- Music Library 2406
As promises of mediation, efforts at amplification, and future-oriented projects, field recording projects are the stuff of vulnerable dreams: the facilitation of collective acts of listening and work that hopes toward a sonic commons. This talk asks how academic field recording, including but not limited to the discipline of ethnomusicology, was shaped by tape recording. First used on location to record dance, speech, and music in 1936 by Nazi researchers, magnetic tape became the standard format for academic sound recording by 1952. My presentation turns to three state-funded ethnomusicological projects devised to “catalog humanity,” as Katherine Lemov might put it, and made possible by early reel-to-reel recorders and shaped by the nuisances of mid-century maps, cars, and electrical wiring. I foreground scenes from these expeditions where sound and tape caused a problem: part-singing in South Tyrol, a Black spiritual in Southern Appalachia, and a harvesting song in Polish Silesia.

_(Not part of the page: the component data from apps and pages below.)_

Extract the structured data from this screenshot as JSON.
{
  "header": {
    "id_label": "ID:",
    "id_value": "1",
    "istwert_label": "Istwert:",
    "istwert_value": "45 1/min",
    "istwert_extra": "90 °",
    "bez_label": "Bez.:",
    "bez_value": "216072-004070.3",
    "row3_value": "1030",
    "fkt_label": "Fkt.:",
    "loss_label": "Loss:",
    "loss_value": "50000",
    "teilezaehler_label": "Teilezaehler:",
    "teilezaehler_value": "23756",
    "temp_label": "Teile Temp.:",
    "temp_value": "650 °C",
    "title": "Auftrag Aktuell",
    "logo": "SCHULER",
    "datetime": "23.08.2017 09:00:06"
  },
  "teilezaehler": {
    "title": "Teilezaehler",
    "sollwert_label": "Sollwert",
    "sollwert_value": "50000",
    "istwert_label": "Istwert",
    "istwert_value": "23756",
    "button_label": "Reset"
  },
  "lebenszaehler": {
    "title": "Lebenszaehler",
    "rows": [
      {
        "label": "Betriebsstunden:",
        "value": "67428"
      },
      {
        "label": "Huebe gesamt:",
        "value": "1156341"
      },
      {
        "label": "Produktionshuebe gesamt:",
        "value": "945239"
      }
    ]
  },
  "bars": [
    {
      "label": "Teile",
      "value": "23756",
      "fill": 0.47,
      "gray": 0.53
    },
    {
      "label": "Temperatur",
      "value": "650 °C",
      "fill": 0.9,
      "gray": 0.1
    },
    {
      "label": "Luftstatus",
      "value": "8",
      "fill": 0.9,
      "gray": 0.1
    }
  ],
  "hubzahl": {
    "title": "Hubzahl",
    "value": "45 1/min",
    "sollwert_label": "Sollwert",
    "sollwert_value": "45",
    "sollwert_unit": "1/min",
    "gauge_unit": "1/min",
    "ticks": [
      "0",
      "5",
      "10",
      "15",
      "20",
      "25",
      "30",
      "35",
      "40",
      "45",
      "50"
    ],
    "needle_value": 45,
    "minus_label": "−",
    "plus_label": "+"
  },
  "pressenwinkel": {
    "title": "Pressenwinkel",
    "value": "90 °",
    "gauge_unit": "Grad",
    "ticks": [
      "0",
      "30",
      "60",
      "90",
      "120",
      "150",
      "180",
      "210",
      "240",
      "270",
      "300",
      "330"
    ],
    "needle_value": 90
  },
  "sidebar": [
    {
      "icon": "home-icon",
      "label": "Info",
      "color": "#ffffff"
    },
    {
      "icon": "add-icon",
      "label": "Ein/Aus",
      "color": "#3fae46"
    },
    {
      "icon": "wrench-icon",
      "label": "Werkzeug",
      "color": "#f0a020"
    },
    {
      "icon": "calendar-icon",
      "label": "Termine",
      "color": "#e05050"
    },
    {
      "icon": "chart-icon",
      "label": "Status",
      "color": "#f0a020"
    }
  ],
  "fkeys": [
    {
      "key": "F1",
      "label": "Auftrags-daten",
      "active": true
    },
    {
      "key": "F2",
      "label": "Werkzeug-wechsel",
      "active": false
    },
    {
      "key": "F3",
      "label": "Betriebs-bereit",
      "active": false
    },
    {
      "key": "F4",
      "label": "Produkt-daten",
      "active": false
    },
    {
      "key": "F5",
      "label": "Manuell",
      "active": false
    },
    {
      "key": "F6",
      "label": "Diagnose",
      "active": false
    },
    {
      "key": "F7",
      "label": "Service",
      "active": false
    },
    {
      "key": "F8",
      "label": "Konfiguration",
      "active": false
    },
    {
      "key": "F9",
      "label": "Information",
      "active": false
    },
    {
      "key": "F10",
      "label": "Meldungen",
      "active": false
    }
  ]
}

Through my analysis, which takes into account the afterlives of these tapes, I interrogate how this format’s devices and affordances shaped the practices and ethics—even feelings and relations—of field recording, asking what it might mean to consider tape recording an infrastructure of and for ethnomusicology beyond this mid-century moment.